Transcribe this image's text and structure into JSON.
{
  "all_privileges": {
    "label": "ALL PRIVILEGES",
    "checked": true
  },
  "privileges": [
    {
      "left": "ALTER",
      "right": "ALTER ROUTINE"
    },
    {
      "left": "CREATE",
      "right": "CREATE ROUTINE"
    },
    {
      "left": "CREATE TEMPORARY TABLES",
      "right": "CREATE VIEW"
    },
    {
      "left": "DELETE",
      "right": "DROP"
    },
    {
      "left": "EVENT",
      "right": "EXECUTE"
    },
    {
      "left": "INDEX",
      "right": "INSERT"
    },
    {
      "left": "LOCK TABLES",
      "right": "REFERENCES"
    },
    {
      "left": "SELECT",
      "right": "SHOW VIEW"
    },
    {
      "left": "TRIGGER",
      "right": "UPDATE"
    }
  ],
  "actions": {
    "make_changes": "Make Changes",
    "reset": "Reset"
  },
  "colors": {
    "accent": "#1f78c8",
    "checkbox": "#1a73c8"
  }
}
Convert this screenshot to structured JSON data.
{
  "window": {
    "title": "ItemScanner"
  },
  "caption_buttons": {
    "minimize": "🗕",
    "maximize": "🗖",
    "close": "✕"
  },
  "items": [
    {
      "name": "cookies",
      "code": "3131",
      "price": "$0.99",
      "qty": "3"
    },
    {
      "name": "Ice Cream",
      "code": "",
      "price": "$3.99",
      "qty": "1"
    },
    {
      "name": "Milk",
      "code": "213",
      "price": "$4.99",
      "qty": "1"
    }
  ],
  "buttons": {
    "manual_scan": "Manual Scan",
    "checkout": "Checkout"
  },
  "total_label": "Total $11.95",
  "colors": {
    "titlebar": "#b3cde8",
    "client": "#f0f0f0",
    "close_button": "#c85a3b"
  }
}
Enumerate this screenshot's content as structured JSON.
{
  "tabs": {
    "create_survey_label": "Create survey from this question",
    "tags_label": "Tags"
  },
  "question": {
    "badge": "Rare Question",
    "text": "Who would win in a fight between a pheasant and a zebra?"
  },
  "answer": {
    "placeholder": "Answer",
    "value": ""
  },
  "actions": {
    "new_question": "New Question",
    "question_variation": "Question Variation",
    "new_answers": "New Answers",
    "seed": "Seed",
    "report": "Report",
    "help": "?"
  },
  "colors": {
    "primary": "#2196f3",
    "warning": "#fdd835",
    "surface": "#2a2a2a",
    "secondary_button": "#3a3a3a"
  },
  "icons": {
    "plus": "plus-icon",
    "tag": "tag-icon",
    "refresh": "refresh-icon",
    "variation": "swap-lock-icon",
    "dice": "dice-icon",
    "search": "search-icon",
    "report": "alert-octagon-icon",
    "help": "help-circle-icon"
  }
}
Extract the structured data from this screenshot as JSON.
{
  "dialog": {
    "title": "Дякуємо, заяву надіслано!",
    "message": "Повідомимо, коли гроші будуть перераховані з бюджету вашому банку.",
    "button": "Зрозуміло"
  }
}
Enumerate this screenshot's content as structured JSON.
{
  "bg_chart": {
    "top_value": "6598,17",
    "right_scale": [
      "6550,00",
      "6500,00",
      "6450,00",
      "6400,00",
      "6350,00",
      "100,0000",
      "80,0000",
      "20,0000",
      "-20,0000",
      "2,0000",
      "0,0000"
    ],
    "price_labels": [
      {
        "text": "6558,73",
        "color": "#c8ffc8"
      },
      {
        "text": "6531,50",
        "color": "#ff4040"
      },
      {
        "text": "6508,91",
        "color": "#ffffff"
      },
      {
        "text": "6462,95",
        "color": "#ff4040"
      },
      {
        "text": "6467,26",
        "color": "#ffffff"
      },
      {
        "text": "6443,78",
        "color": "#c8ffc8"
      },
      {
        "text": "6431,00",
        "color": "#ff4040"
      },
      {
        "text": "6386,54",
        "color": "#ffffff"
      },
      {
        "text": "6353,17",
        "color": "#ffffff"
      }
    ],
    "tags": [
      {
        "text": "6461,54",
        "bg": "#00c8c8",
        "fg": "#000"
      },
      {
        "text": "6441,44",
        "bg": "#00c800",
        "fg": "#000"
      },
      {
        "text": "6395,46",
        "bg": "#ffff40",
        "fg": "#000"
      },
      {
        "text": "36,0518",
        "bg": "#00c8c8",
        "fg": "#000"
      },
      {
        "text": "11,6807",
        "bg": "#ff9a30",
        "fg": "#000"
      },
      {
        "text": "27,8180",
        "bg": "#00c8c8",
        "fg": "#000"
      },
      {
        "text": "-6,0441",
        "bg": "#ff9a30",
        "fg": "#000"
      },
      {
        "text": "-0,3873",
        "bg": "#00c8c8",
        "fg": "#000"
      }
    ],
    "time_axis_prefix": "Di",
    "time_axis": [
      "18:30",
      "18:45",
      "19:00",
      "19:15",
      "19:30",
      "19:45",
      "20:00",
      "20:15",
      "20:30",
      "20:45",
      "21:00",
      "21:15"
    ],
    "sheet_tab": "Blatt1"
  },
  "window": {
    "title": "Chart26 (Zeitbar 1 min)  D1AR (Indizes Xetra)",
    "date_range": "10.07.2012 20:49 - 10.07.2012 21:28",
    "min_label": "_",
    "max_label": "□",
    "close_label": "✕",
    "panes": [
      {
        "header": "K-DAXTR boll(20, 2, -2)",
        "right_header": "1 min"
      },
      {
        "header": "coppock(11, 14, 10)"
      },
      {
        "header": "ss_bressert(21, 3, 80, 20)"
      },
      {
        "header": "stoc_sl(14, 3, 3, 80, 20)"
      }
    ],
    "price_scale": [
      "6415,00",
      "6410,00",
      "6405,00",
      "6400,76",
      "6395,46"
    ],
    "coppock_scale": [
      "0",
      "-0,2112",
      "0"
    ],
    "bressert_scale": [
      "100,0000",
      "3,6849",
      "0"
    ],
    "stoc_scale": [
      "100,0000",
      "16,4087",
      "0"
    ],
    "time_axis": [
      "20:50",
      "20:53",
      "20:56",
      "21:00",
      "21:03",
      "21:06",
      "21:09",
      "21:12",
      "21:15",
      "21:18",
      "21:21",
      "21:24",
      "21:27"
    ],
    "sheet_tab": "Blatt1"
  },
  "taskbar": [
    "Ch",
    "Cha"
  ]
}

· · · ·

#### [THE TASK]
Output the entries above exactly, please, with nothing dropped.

#### [WRITTEN ANSWER]
Transcribe this image's text and structure into JSON.
{
  "all_privileges": {
    "label": "ALL PRIVILEGES",
    "checked": true
  },
  "privileges": [
    {
      "left": "ALTER",
      "right": "ALTER ROUTINE"
    },
    {
      "left": "CREATE",
      "right": "CREATE ROUTINE"
    },
    {
      "left": "CREATE TEMPORARY TABLES",
      "right": "CREATE VIEW"
    },
    {
      "left": "DELETE",
      "right": "DROP"
    },
    {
      "left": "EVENT",
      "right": "EXECUTE"
    },
    {
      "left": "INDEX",
      "right": "INSERT"
    },
    {
      "left": "LOCK TABLES",
      "right": "REFERENCES"
    },
    {
      "left": "SELECT",
      "right": "SHOW VIEW"
    },
    {
      "left": "TRIGGER",
      "right": "UPDATE"
    }
  ],
  "actions": {
    "make_changes": "Make Changes",
    "reset": "Reset"
  },
  "colors": {
    "accent": "#1f78c8",
    "checkbox": "#1a73c8"
  }
}
Convert this screenshot to structured JSON data.
{
  "window": {
    "title": "ItemScanner"
  },
  "caption_buttons": {
    "minimize": "🗕",
    "maximize": "🗖",
    "close": "✕"
  },
  "items": [
    {
      "name": "cookies",
      "code": "3131",
      "price": "$0.99",
      "qty": "3"
    },
    {
      "name": "Ice Cream",
      "code": "",
      "price": "$3.99",
      "qty": "1"
    },
    {
      "name": "Milk",
      "code": "213",
      "price": "$4.99",
      "qty": "1"
    }
  ],
  "buttons": {
    "manual_scan": "Manual Scan",
    "checkout": "Checkout"
  },
  "total_label": "Total $11.95",
  "colors": {
    "titlebar": "#b3cde8",
    "client": "#f0f0f0",
    "close_button": "#c85a3b"
  }
}
Enumerate this screenshot's content as structured JSON.
{
  "tabs": {
    "create_survey_label": "Create survey from this question",
    "tags_label": "Tags"
  },
  "question": {
    "badge": "Rare Question",
    "text": "Who would win in a fight between a pheasant and a zebra?"
  },
  "answer": {
    "placeholder": "Answer",
    "value": ""
  },
  "actions": {
    "new_question": "New Question",
    "question_variation": "Question Variation",
    "new_answers": "New Answers",
    "seed": "Seed",
    "report": "Report",
    "help": "?"
  },
  "colors": {
    "primary": "#2196f3",
    "warning": "#fdd835",
    "surface": "#2a2a2a",
    "secondary_button": "#3a3a3a"
  },
  "icons": {
    "plus": "plus-icon",
    "tag": "tag-icon",
    "refresh": "refresh-icon",
    "variation": "swap-lock-icon",
    "dice": "dice-icon",
    "search": "search-icon",
    "report": "alert-octagon-icon",
    "help": "help-circle-icon"
  }
}
Extract the structured data from this screenshot as JSON.
{
  "dialog": {
    "title": "Дякуємо, заяву надіслано!",
    "message": "Повідомимо, коли гроші будуть перераховані з бюджету вашому банку.",
    "button": "Зрозуміло"
  }
}
Enumerate this screenshot's content as structured JSON.
{
  "bg_chart": {
    "top_value": "6598,17",
    "right_scale": [
      "6550,00",
      "6500,00",
      "6450,00",
      "6400,00",
      "6350,00",
      "100,0000",
      "80,0000",
      "20,0000",
      "-20,0000",
      "2,0000",
      "0,0000"
    ],
    "price_labels": [
      {
        "text": "6558,73",
        "color": "#c8ffc8"
      },
      {
        "text": "6531,50",
        "color": "#ff4040"
      },
      {
        "text": "6508,91",
        "color": "#ffffff"
      },
      {
        "text": "6462,95",
        "color": "#ff4040"
      },
      {
        "text": "6467,26",
        "color": "#ffffff"
      },
      {
        "text": "6443,78",
        "color": "#c8ffc8"
      },
      {
        "text": "6431,00",
        "color": "#ff4040"
      },
      {
        "text": "6386,54",
        "color": "#ffffff"
      },
      {
        "text": "6353,17",
        "color": "#ffffff"
      }
    ],
    "tags": [
      {
        "text": "6461,54",
        "bg": "#00c8c8",
        "fg": "#000"
      },
      {
        "text": "6441,44",
        "bg": "#00c800",
        "fg": "#000"
      },
      {
        "text": "6395,46",
        "bg": "#ffff40",
        "fg": "#000"
      },
      {
        "text": "36,0518",
        "bg": "#00c8c8",
        "fg": "#000"
      },
      {
        "text": "11,6807",
        "bg": "#ff9a30",
        "fg": "#000"
      },
      {
        "text": "27,8180",
        "bg": "#00c8c8",
        "fg": "#000"
      },
      {
        "text": "-6,0441",
        "bg": "#ff9a30",
        "fg": "#000"
      },
      {
        "text": "-0,3873",
        "bg": "#00c8c8",
        "fg": "#000"
      }
    ],
    "time_axis_prefix": "Di",
    "time_axis": [
      "18:30",
      "18:45",
      "19:00",
      "19:15",
      "19:30",
      "19:45",
      "20:00",
      "20:15",
      "20:30",
      "20:45",
      "21:00",
      "21:15"
    ],
    "sheet_tab": "Blatt1"
  },
  "window": {
    "title": "Chart26 (Zeitbar 1 min)  D1AR (Indizes Xetra)",
    "date_range": "10.07.2012 20:49 - 10.07.2012 21:28",
    "min_label": "_",
    "max_label": "□",
    "close_label": "✕",
    "panes": [
      {
        "header": "K-DAXTR boll(20, 2, -2)",
        "right_header": "1 min"
      },
      {
        "header": "coppock(11, 14, 10)"
      },
      {
        "header": "ss_bressert(21, 3, 80, 20)"
      },
      {
        "header": "stoc_sl(14, 3, 3, 80, 20)"
      }
    ],
    "price_scale": [
      "6415,00",
      "6410,00",
      "6405,00",
      "6400,76",
      "6395,46"
    ],
    "coppock_scale": [
      "0",
      "-0,2112",
      "0"
    ],
    "bressert_scale": [
      "100,0000",
      "3,6849",
      "0"
    ],
    "stoc_scale": [
      "100,0000",
      "16,4087",
      "0"
    ],
    "time_axis": [
      "20:50",
      "20:53",
      "20:56",
      "21:00",
      "21:03",
      "21:06",
      "21:09",
      "21:12",
      "21:15",
      "21:18",
      "21:21",
      "21:24",
      "21:27"
    ],
    "sheet_tab": "Blatt1"
  },
  "taskbar": [
    "Ch",
    "Cha"
  ]
}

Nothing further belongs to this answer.